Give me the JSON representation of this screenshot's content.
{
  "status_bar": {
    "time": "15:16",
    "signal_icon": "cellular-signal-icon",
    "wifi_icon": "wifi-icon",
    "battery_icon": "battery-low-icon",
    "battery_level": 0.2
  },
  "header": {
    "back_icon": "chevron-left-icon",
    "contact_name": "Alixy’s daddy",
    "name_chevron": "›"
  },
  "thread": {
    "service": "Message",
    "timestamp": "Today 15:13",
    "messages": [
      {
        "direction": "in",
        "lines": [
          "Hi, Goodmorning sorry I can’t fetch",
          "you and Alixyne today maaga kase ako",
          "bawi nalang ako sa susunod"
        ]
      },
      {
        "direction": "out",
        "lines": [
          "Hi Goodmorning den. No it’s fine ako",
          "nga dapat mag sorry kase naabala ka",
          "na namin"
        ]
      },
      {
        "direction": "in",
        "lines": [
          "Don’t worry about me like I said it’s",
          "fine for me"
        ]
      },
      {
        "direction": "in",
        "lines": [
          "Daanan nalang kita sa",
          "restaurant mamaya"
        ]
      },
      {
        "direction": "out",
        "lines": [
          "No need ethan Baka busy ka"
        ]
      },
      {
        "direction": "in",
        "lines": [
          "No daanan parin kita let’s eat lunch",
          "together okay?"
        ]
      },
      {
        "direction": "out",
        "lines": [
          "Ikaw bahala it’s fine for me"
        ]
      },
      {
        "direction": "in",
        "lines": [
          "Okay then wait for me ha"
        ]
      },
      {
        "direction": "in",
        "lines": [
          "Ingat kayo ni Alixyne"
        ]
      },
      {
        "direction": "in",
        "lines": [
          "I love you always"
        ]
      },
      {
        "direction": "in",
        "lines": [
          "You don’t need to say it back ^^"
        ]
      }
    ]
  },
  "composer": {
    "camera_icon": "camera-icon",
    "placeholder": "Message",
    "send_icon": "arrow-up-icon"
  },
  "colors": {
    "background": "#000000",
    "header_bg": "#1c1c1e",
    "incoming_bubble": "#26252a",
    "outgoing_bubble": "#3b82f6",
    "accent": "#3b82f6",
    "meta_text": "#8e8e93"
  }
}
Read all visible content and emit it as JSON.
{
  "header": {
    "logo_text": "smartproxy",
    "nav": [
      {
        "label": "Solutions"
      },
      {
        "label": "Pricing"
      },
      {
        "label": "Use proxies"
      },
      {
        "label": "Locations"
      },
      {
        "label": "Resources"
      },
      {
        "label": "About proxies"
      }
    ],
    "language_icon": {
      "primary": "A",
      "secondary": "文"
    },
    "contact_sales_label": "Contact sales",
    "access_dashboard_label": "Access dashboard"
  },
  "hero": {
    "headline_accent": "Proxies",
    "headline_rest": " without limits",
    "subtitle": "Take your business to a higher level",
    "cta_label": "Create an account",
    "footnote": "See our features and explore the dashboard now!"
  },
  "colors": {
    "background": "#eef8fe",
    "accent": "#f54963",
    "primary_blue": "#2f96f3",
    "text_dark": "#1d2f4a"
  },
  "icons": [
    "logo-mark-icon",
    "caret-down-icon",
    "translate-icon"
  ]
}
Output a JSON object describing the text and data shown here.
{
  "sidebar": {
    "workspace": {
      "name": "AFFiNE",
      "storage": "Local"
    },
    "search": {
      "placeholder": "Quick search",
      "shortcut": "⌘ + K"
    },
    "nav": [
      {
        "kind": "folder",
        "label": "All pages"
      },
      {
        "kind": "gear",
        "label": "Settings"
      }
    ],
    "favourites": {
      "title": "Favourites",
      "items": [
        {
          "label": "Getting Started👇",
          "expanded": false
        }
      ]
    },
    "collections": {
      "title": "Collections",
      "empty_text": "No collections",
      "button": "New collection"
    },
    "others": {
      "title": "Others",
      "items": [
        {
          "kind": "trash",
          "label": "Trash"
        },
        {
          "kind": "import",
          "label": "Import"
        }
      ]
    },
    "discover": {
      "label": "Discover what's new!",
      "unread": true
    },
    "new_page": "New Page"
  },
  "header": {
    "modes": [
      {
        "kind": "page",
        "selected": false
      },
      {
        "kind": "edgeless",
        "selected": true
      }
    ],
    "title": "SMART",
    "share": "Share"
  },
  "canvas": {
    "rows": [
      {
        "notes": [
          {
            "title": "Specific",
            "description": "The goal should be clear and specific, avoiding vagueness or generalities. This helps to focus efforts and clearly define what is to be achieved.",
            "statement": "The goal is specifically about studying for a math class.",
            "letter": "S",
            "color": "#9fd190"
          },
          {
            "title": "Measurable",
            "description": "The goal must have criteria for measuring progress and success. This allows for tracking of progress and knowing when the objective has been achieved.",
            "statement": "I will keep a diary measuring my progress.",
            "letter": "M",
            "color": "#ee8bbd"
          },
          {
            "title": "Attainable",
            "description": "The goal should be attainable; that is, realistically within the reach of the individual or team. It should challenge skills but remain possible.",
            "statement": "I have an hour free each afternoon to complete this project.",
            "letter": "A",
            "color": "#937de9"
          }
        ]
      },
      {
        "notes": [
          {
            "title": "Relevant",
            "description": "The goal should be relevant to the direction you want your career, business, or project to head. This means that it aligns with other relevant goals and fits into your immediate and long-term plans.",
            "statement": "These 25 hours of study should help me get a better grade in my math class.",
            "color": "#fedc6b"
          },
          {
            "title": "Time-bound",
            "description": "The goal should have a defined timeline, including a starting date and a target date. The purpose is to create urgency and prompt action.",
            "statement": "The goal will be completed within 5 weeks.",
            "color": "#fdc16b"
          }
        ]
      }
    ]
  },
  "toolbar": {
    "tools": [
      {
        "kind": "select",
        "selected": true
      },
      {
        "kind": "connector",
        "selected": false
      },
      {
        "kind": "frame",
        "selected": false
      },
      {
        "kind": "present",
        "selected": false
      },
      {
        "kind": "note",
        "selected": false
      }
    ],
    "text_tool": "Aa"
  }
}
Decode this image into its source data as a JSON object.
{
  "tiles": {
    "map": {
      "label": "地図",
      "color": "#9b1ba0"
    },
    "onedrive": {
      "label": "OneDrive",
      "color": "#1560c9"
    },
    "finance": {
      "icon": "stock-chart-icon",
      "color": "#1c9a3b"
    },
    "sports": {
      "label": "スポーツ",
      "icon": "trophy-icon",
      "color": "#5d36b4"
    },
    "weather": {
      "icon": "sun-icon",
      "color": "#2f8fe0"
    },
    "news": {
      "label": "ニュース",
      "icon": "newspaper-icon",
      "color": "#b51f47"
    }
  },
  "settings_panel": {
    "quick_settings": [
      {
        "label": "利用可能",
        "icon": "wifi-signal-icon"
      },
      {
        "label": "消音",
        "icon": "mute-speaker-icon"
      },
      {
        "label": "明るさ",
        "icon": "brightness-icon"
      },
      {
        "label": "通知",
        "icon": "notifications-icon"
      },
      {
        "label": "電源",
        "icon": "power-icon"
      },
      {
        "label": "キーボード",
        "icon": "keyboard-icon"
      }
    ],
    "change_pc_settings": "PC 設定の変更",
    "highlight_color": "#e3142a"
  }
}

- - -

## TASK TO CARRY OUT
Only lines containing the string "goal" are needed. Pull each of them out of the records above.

## SOLUTION TO THE PROBLEM
            "description": "The goal should be clear and specific, avoiding vagueness or generalities. This helps to focus efforts and clearly define what is to be achieved.",
            "statement": "The goal is specifically about studying for a math class.",
            "description": "The goal must have criteria for measuring progress and success. This allows for tracking of progress and knowing when the objective has been achieved.",
            "description": "The goal should be attainable; that is, realistically within the reach of the individual or team. It should challenge skills but remain possible.",
            "description": "The goal should be relevant to the direction you want your career, business, or project to head. This means that it aligns with other relevant goals and fits into your immediate and long-term plans.",
            "description": "The goal should have a defined timeline, including a starting date and a target date. The purpose is to create urgency and prompt action.",
            "statement": "The goal will be completed within 5 weeks.",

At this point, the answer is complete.